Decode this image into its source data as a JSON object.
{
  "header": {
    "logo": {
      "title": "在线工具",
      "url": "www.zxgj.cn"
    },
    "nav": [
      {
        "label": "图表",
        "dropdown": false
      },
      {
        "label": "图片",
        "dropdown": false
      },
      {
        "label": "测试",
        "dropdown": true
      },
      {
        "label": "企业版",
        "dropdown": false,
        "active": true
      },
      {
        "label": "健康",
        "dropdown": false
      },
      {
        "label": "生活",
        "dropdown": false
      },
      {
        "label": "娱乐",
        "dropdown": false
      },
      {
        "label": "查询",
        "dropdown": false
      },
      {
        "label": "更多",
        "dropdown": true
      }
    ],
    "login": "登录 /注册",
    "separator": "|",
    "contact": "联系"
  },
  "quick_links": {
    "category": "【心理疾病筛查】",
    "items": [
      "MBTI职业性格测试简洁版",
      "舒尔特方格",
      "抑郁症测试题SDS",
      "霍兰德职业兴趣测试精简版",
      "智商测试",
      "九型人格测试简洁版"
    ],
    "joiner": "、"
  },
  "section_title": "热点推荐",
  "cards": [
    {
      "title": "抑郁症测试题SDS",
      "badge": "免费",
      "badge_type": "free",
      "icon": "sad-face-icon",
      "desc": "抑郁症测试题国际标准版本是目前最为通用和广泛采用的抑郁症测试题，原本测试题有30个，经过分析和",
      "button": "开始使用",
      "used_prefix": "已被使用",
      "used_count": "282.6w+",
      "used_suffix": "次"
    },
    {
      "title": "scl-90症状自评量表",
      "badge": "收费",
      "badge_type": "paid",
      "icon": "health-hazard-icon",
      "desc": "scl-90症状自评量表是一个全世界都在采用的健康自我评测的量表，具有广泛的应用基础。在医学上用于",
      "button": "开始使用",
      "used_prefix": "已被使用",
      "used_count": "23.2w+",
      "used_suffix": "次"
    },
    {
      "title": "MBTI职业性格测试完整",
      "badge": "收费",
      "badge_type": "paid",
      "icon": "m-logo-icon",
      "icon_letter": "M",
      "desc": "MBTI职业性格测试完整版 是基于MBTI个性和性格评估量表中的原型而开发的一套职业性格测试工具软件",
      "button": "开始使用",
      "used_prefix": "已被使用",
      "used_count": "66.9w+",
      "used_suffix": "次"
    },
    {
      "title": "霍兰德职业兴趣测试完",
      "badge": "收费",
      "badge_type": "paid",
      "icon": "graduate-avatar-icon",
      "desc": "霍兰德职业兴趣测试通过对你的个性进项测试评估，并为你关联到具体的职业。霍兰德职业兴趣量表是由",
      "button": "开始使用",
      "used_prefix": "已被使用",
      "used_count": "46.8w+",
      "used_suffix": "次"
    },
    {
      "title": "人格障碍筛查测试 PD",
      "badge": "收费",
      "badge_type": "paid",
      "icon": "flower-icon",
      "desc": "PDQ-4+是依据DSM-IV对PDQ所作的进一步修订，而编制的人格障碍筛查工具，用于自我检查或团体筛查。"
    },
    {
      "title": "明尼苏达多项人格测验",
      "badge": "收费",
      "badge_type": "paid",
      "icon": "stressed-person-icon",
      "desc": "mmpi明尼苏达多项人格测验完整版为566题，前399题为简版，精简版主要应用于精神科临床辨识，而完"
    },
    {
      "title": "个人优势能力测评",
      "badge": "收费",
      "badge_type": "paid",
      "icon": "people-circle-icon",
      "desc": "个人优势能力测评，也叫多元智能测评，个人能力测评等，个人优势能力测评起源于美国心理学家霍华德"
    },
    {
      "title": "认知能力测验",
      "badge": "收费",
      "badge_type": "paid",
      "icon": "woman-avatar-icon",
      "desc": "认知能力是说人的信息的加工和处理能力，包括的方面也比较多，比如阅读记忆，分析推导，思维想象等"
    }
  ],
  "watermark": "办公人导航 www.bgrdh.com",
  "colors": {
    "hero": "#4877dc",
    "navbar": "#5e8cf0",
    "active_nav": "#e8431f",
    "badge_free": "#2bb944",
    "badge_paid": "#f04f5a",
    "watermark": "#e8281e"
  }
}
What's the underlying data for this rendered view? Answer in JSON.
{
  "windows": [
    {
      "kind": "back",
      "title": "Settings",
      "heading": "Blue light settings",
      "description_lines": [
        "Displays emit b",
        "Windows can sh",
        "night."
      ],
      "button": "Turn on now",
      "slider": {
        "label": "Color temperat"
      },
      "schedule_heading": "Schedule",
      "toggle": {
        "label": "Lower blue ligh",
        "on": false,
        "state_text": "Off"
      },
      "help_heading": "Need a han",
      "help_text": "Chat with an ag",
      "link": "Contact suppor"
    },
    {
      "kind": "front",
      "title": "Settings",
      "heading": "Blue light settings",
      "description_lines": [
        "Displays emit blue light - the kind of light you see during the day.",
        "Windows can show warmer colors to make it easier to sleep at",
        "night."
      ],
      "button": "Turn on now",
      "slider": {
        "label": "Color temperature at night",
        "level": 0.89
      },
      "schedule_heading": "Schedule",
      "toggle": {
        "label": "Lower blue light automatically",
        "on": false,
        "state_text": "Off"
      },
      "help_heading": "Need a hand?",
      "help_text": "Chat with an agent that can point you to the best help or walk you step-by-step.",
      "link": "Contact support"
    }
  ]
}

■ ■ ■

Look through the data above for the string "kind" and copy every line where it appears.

      "kind": "back",
      "kind": "front",
        "Displays emit blue light - the kind of light you see during the day.",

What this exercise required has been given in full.